__WORK REQUEST__. So that nothing is lost, restate each entry exactly as supplied.

Records from a data source:
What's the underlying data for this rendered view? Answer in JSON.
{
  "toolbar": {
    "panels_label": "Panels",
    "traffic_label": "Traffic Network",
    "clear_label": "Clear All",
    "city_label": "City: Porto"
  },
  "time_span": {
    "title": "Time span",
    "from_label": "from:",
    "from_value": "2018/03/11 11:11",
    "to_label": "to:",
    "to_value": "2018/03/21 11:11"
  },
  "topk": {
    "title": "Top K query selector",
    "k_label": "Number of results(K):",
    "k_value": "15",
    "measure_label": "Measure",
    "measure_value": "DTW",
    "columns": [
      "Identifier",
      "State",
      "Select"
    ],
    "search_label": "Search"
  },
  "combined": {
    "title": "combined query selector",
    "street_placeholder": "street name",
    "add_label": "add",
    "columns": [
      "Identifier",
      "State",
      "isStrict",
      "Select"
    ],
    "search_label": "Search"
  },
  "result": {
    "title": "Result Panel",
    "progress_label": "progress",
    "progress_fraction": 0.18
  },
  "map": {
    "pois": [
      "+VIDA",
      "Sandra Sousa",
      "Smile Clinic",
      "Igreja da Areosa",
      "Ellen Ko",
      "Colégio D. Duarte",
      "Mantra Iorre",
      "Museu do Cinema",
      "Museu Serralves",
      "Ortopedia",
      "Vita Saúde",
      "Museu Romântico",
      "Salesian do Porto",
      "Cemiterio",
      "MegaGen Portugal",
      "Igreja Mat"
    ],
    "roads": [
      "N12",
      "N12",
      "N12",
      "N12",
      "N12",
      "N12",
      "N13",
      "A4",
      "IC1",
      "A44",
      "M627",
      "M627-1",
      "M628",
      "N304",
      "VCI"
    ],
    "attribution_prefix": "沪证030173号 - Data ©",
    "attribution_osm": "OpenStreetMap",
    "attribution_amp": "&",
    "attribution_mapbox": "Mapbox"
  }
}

__OUTPUT OF THE TASK__.
What's the underlying data for this rendered view? Answer in JSON.
{
  "toolbar": {
    "panels_label": "Panels",
    "traffic_label": "Traffic Network",
    "clear_label": "Clear All",
    "city_label": "City: Porto"
  },
  "time_span": {
    "title": "Time span",
    "from_label": "from:",
    "from_value": "2018/03/11 11:11",
    "to_label": "to:",
    "to_value": "2018/03/21 11:11"
  },
  "topk": {
    "title": "Top K query selector",
    "k_label": "Number of results(K):",
    "k_value": "15",
    "measure_label": "Measure",
    "measure_value": "DTW",
    "columns": [
      "Identifier",
      "State",
      "Select"
    ],
    "search_label": "Search"
  },
  "combined": {
    "title": "combined query selector",
    "street_placeholder": "street name",
    "add_label": "add",
    "columns": [
      "Identifier",
      "State",
      "isStrict",
      "Select"
    ],
    "search_label": "Search"
  },
  "result": {
    "title": "Result Panel",
    "progress_label": "progress",
    "progress_fraction": 0.18
  },
  "map": {
    "pois": [
      "+VIDA",
      "Sandra Sousa",
      "Smile Clinic",
      "Igreja da Areosa",
      "Ellen Ko",
      "Colégio D. Duarte",
      "Mantra Iorre",
      "Museu do Cinema",
      "Museu Serralves",
      "Ortopedia",
      "Vita Saúde",
      "Museu Romântico",
      "Salesian do Porto",
      "Cemiterio",
      "MegaGen Portugal",
      "Igreja Mat"
    ],
    "roads": [
      "N12",
      "N12",
      "N12",
      "N12",
      "N12",
      "N12",
      "N13",
      "A4",
      "IC1",
      "A44",
      "M627",
      "M627-1",
      "M628",
      "N304",
      "VCI"
    ],
    "attribution_prefix": "沪证030173号 - Data ©",
    "attribution_osm": "OpenStreetMap",
    "attribution_amp": "&",
    "attribution_mapbox": "Mapbox"
  }
}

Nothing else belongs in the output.